### EXERCISE MATERIAL
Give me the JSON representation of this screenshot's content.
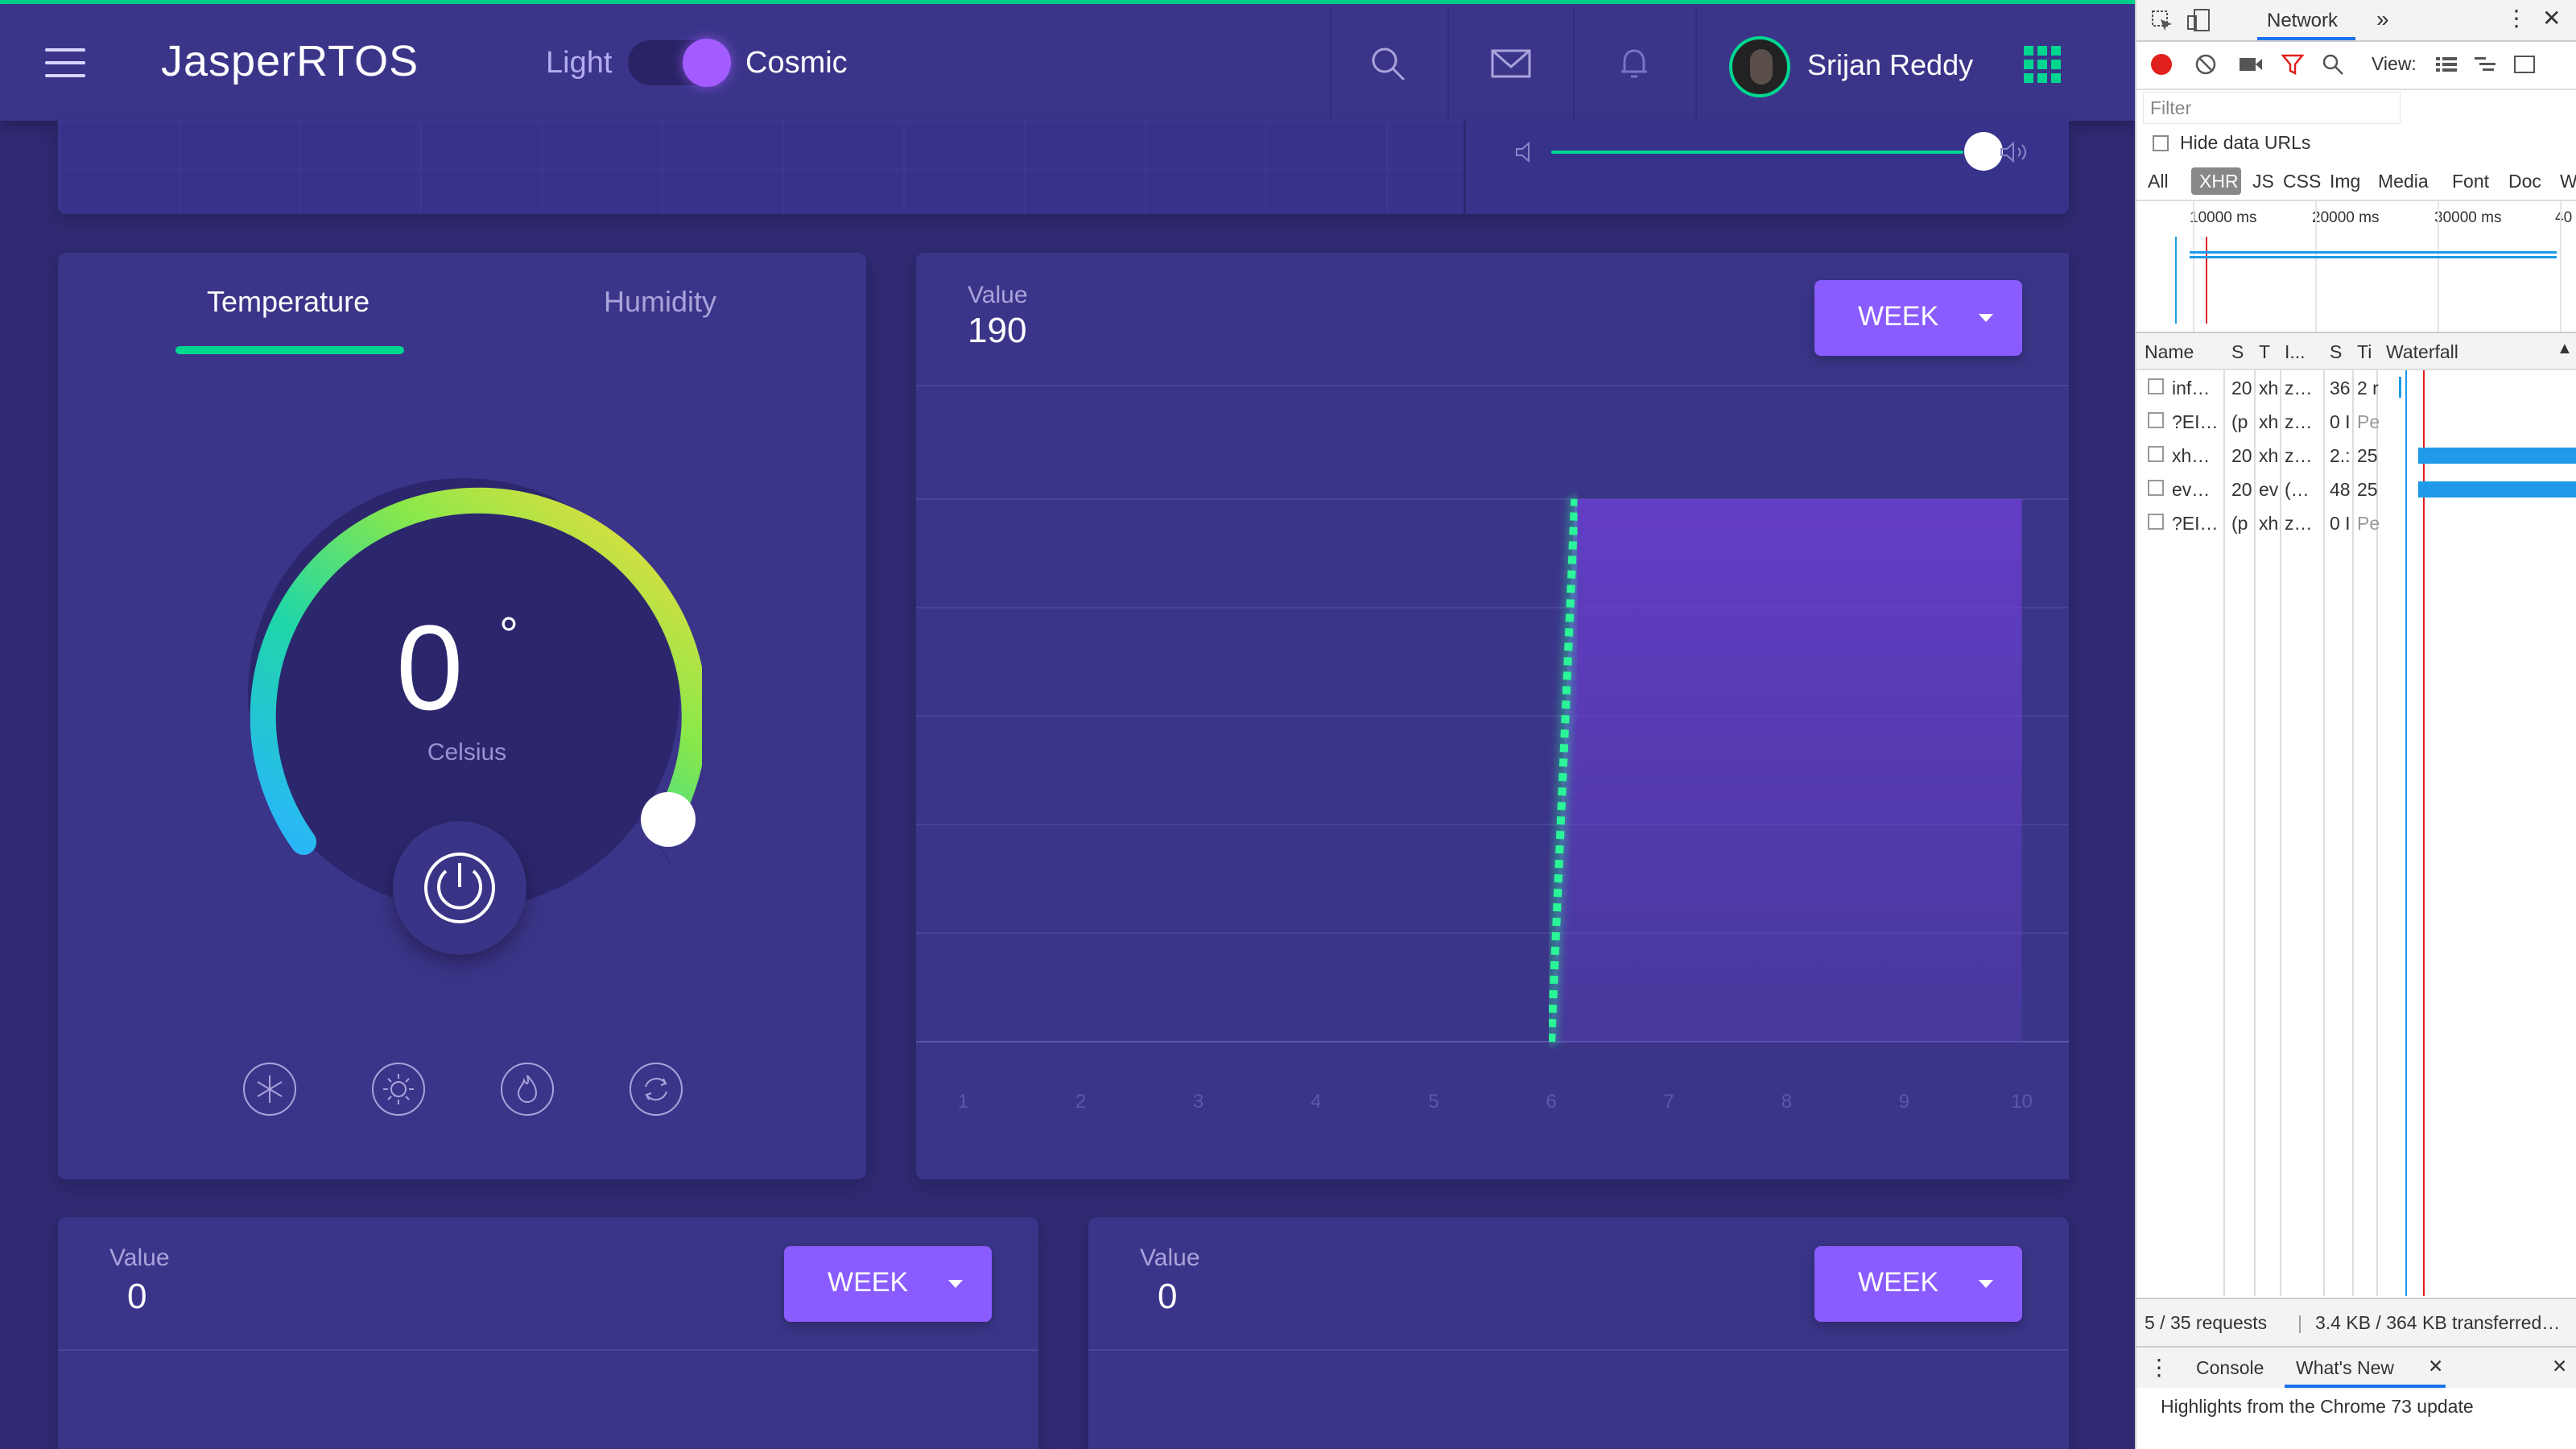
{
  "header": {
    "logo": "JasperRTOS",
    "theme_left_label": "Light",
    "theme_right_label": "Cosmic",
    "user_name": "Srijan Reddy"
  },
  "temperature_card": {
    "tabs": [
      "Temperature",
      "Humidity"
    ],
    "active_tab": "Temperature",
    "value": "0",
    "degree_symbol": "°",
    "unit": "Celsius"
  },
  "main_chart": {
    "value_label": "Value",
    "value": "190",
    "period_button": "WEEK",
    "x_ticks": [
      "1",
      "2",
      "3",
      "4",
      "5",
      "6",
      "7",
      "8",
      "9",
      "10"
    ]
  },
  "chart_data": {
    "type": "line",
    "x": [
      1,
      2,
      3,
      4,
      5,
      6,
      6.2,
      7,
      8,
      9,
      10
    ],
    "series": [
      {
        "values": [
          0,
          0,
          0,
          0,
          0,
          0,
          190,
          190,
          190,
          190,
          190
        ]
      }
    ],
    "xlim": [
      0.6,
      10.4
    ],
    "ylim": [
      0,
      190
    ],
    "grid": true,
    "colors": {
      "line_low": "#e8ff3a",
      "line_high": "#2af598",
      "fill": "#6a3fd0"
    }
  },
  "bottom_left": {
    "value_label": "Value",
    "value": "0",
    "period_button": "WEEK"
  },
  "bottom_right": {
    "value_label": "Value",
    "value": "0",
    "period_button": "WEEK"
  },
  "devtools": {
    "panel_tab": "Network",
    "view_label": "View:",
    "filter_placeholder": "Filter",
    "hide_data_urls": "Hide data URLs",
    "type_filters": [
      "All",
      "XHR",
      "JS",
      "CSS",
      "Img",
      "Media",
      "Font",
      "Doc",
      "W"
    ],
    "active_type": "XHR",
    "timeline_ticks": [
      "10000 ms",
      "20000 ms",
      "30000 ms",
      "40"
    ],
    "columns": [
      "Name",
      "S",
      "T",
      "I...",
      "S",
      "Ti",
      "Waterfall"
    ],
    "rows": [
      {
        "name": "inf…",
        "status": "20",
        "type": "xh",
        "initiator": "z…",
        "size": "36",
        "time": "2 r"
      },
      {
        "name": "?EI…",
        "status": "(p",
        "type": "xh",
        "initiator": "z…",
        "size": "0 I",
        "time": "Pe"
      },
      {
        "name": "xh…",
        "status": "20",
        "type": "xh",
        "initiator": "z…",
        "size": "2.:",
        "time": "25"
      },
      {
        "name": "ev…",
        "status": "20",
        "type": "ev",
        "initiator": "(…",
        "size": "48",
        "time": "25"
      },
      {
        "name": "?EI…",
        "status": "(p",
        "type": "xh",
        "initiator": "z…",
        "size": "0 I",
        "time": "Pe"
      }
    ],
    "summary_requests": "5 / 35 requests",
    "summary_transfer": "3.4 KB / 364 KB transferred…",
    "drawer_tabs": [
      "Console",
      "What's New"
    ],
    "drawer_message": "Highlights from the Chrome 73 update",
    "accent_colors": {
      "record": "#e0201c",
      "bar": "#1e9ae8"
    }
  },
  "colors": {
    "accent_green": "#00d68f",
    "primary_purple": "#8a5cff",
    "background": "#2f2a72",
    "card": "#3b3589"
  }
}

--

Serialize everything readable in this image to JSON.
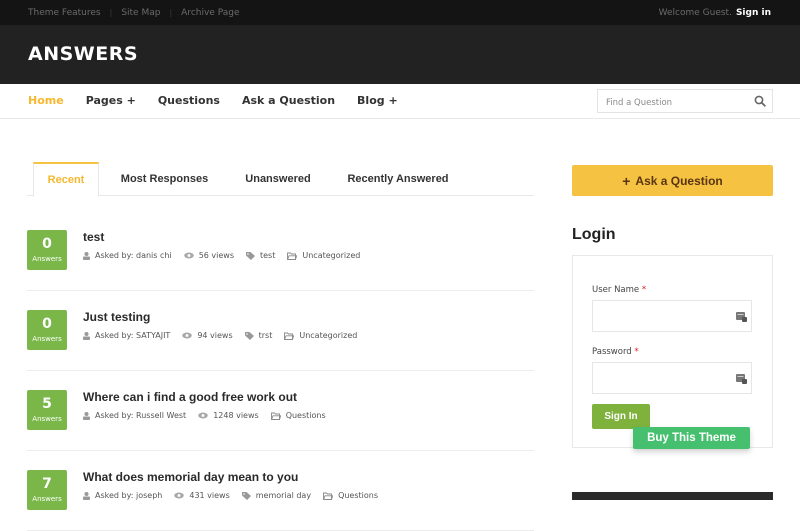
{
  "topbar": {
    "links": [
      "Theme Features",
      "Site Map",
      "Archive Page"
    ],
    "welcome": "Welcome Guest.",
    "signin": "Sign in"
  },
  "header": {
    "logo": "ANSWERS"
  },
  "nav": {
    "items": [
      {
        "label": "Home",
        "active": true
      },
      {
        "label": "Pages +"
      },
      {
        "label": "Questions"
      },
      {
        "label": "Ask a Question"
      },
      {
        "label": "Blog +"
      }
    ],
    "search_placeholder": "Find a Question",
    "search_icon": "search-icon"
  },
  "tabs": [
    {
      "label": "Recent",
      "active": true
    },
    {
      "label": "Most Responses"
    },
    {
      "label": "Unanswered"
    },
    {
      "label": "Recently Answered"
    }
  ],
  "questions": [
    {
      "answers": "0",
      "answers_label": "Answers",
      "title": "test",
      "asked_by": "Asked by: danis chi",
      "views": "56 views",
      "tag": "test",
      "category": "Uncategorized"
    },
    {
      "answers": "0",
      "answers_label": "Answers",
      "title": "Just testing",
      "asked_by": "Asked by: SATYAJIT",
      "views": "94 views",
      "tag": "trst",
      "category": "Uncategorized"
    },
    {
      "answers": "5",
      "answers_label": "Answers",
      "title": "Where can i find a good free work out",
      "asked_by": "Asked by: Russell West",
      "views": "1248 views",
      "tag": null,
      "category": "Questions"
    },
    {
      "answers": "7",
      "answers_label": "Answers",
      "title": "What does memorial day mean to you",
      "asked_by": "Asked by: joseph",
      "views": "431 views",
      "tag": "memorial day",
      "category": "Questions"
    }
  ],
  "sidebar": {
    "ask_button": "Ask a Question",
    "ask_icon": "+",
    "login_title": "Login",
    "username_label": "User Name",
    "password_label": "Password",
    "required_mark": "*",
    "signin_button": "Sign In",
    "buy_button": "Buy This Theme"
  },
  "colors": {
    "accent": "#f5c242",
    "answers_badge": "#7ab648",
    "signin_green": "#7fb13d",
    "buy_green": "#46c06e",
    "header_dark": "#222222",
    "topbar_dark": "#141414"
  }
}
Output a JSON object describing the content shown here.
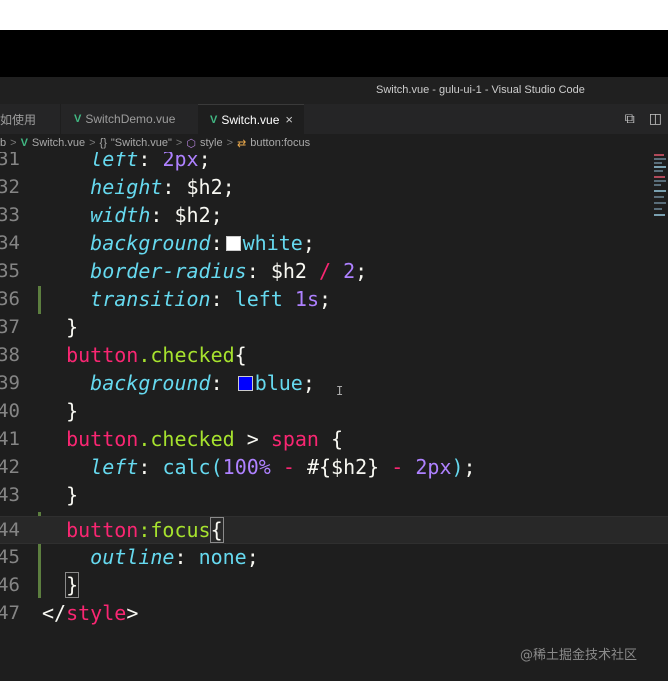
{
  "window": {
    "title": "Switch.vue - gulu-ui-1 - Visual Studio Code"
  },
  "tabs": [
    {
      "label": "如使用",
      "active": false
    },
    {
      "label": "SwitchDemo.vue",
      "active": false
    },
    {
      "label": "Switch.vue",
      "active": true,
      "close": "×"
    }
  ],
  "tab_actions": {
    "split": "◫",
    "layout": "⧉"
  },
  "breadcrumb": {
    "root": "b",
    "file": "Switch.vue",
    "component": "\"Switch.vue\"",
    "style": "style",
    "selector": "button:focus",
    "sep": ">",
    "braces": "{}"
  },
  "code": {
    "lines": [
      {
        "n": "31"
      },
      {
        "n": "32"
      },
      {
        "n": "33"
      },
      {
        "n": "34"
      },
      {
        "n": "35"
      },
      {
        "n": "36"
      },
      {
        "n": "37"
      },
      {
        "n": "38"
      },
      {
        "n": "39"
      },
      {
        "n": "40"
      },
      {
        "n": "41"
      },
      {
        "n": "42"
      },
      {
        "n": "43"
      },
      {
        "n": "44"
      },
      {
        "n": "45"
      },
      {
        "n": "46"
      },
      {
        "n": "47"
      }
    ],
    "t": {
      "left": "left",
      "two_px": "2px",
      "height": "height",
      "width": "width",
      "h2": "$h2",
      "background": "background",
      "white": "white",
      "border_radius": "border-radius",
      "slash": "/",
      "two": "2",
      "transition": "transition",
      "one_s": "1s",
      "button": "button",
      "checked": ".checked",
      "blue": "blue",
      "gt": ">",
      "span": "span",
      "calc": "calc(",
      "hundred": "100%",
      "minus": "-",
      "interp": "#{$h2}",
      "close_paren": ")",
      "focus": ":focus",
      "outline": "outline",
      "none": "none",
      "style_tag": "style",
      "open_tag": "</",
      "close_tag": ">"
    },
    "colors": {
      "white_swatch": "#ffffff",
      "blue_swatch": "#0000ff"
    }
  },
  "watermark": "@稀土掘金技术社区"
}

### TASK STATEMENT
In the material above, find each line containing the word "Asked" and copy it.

### RESPONSE FOR THIS EXERCISE
      "asked_by": "Asked by: danis chi",
      "asked_by": "Asked by: SATYAJIT",
      "asked_by": "Asked by: Russell West",
      "asked_by": "Asked by: joseph",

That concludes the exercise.